Rangers: Kenny Dalglish supports director of football role
Kenny Dalglish believes directors of football can prove invaluable to the modern-day team boss - as Rangers look poised to implement the system.
Dalglish was a director of football at Blackburn Rovers and Celtic - and also worked with one as Liverpool manager.
"It's much-maligned here... because people don't really understand what it is," he said.
"So as long as you know where you stand and lines are drawn before you start, I don't see a problem."
Rangers are awaiting a decision from Southampton head of recruitment and scouting Ross Wilson after offering him the director of football post.
And Portuguese coach Pedro Caixinha, currently with Al-Gharafa, is believed to be their first choice as team boss.
Dalglish believes British football has been slow to embrace the system despite clubs on the Continent having adopted the system as far back as when Celtic were winning the European Cup in 1967.
"As long as the lines of demarcation are perfectly clear: if you're the director of football and I'm the manager, you will do the negotiations for players or transfers then I don't need to have anything to do with it," said the 66-year-old.

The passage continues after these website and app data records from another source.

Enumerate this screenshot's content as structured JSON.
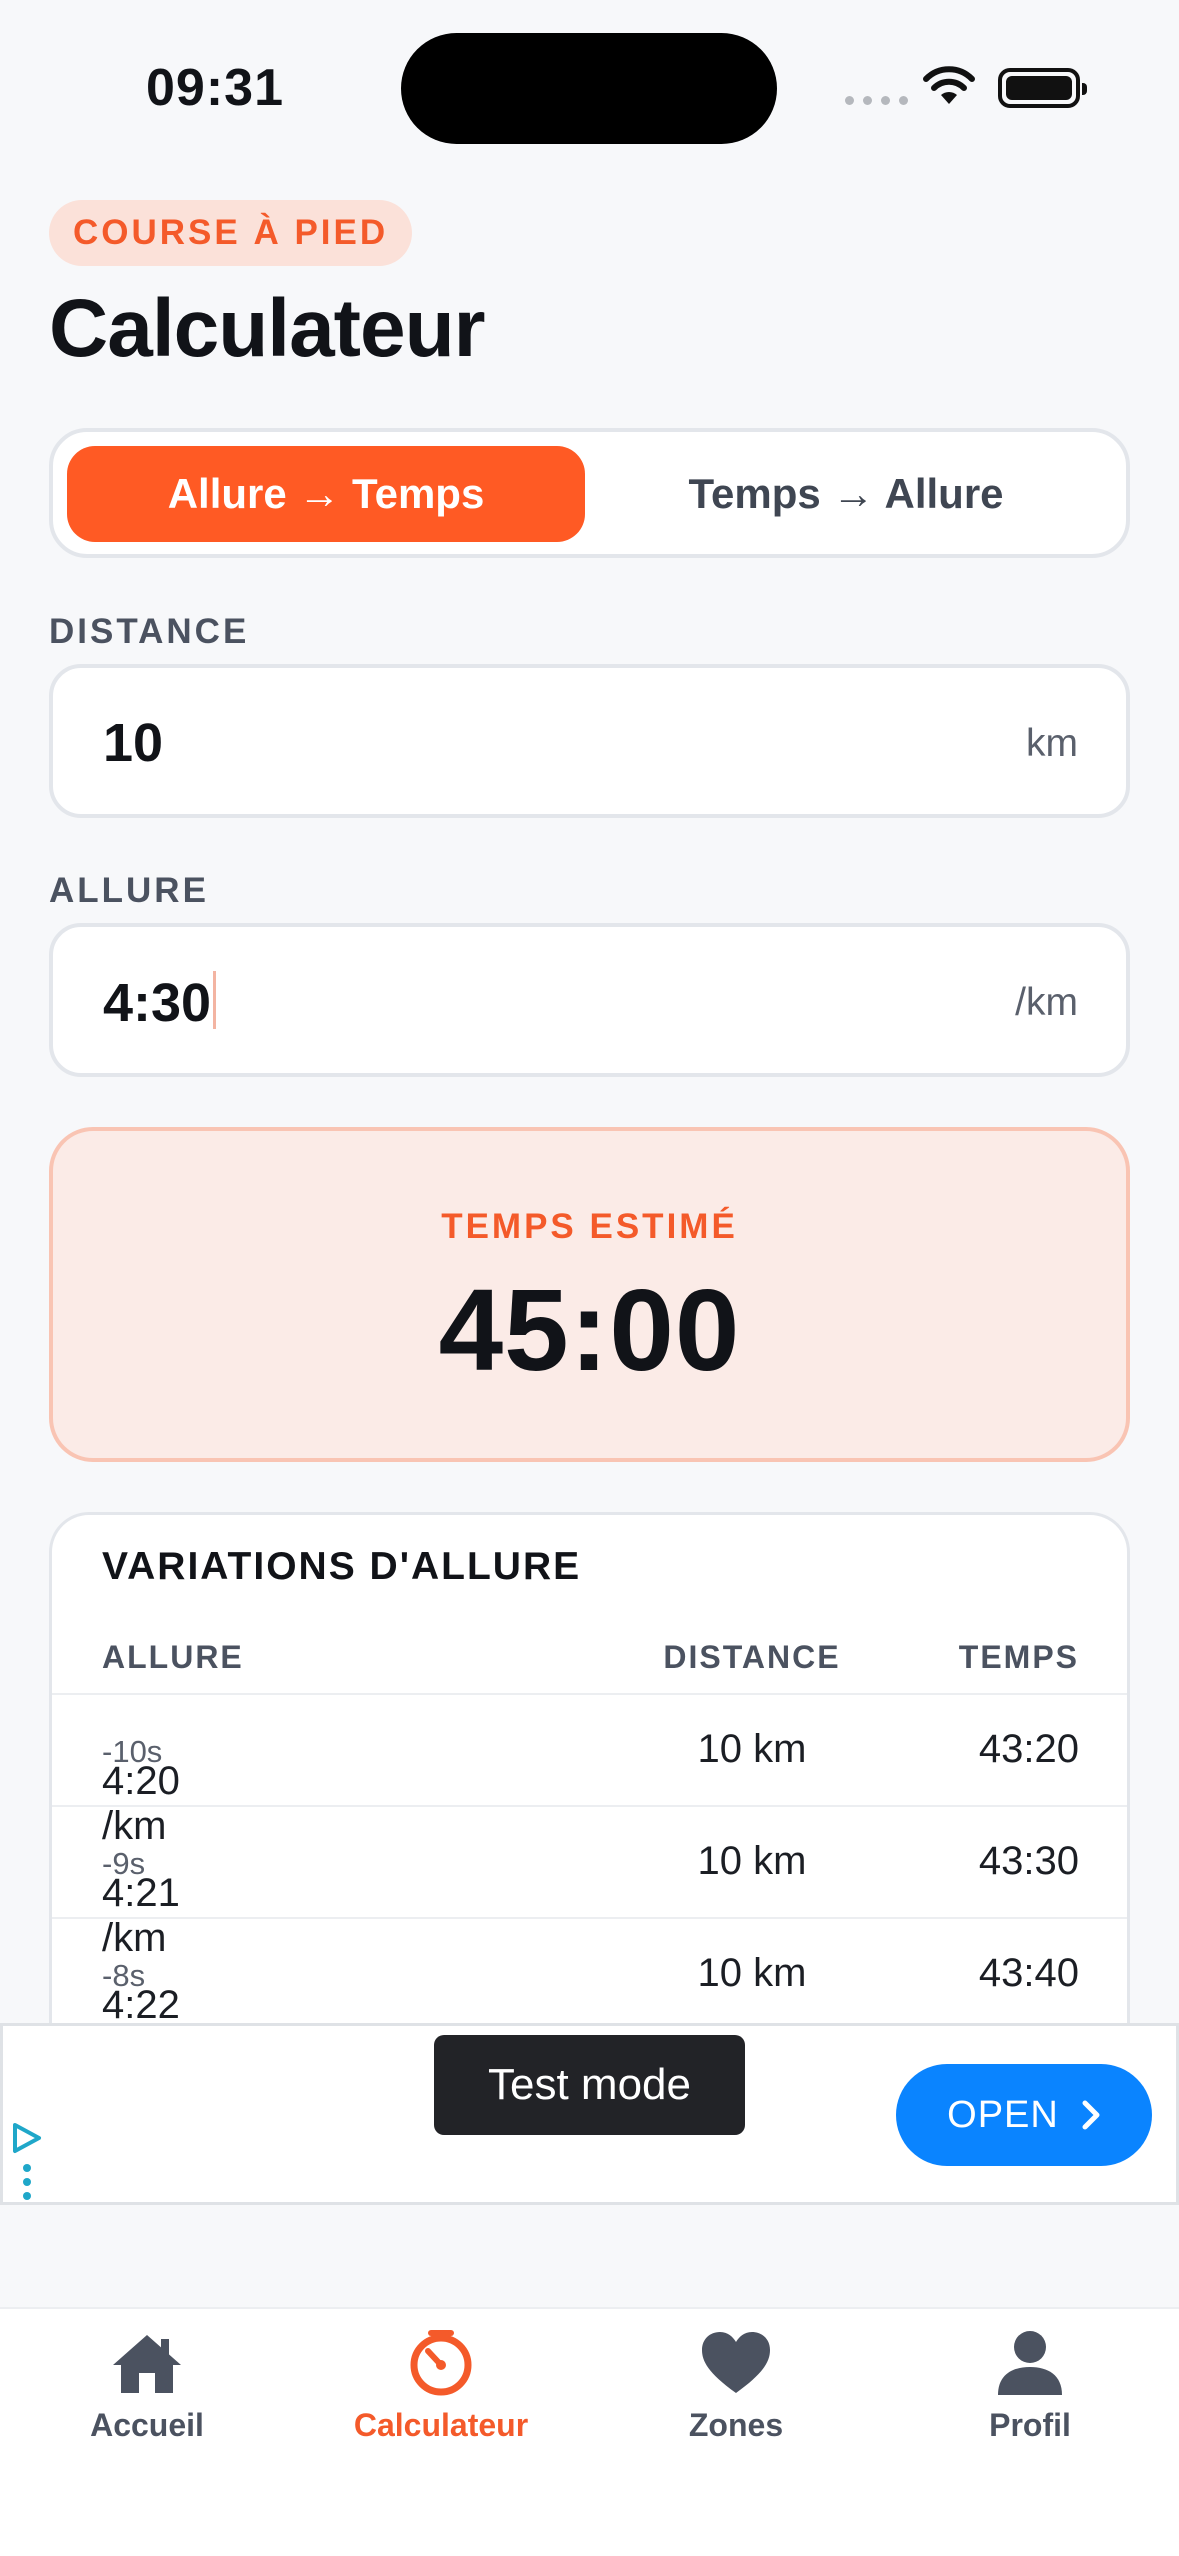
{
  "status_bar": {
    "time": "09:31"
  },
  "header": {
    "badge": "COURSE À PIED",
    "title": "Calculateur"
  },
  "mode_toggle": {
    "options": [
      {
        "label": "Allure → Temps",
        "selected": true
      },
      {
        "label": "Temps → Allure",
        "selected": false
      }
    ]
  },
  "distance": {
    "label": "DISTANCE",
    "value": "10",
    "unit": "km"
  },
  "pace": {
    "label": "ALLURE",
    "value": "4:30",
    "unit": "/km"
  },
  "result": {
    "label": "TEMPS ESTIMÉ",
    "value": "45:00"
  },
  "variations": {
    "title": "VARIATIONS D'ALLURE",
    "columns": [
      "ALLURE",
      "DISTANCE",
      "TEMPS"
    ],
    "rows": [
      {
        "pace": "4:20 /km",
        "delta": "-10s",
        "distance": "10 km",
        "time": "43:20"
      },
      {
        "pace": "4:21 /km",
        "delta": "-9s",
        "distance": "10 km",
        "time": "43:30"
      },
      {
        "pace": "4:22 /km",
        "delta": "-8s",
        "distance": "10 km",
        "time": "43:40"
      }
    ]
  },
  "ad": {
    "toast": "Test mode",
    "cta": "OPEN"
  },
  "tabbar": {
    "items": [
      {
        "label": "Accueil",
        "icon": "home-icon",
        "active": false
      },
      {
        "label": "Calculateur",
        "icon": "stopwatch-icon",
        "active": true
      },
      {
        "label": "Zones",
        "icon": "heart-icon",
        "active": false
      },
      {
        "label": "Profil",
        "icon": "person-icon",
        "active": false
      }
    ]
  },
  "colors": {
    "accent": "#ff5a24",
    "badge_bg": "#fbe1d9",
    "result_bg": "#fbebe7",
    "ad_button": "#0a84ff",
    "text": "#111318"
  }
}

"This is just one scenario, it's not necessarily the same for everybody, maybe the manager wants to negotiate for transfers.
"The manager will always pick the team, should always pick the team. He will train and coach them, he will also decide which players come in and which players go out."
Dalglish enjoyed working under a director of football at Anfield.
"I worked with one when I went back to Liverpool with Damien Comolli and it was fantastic, the work he did," he recalled.
"He looked after all the finances with players, organised all the scouting and, if I said 'we need to have a look at him', he would send someone out.
"If he saw somebody, I would go and have a look. And there was never anyone that came in the door that I didn't want to come in.
"For me, it can take a lot of work off the managers. Especially in the Premier League in England, they need as much time as they can get to prepare their teams."
Dalglish became one of British football's first directors of football after leading Blackburn to the title in 1995 and took on the role again at Celtic Park as John Barnes began a brief and difficult spell as manager.
"I never had a problem because I stuck to my job," he added. "I knew what my job was and John knew what his job was.
"I was frustrated that it never went better for everybody, but it wasn't because there was a clash in roles.
"I don't know what they will put in place, but I'm sure the board of Rangers and the management and the staff and the supporters are all looking for them to be a lot more competitive in the next couple of years."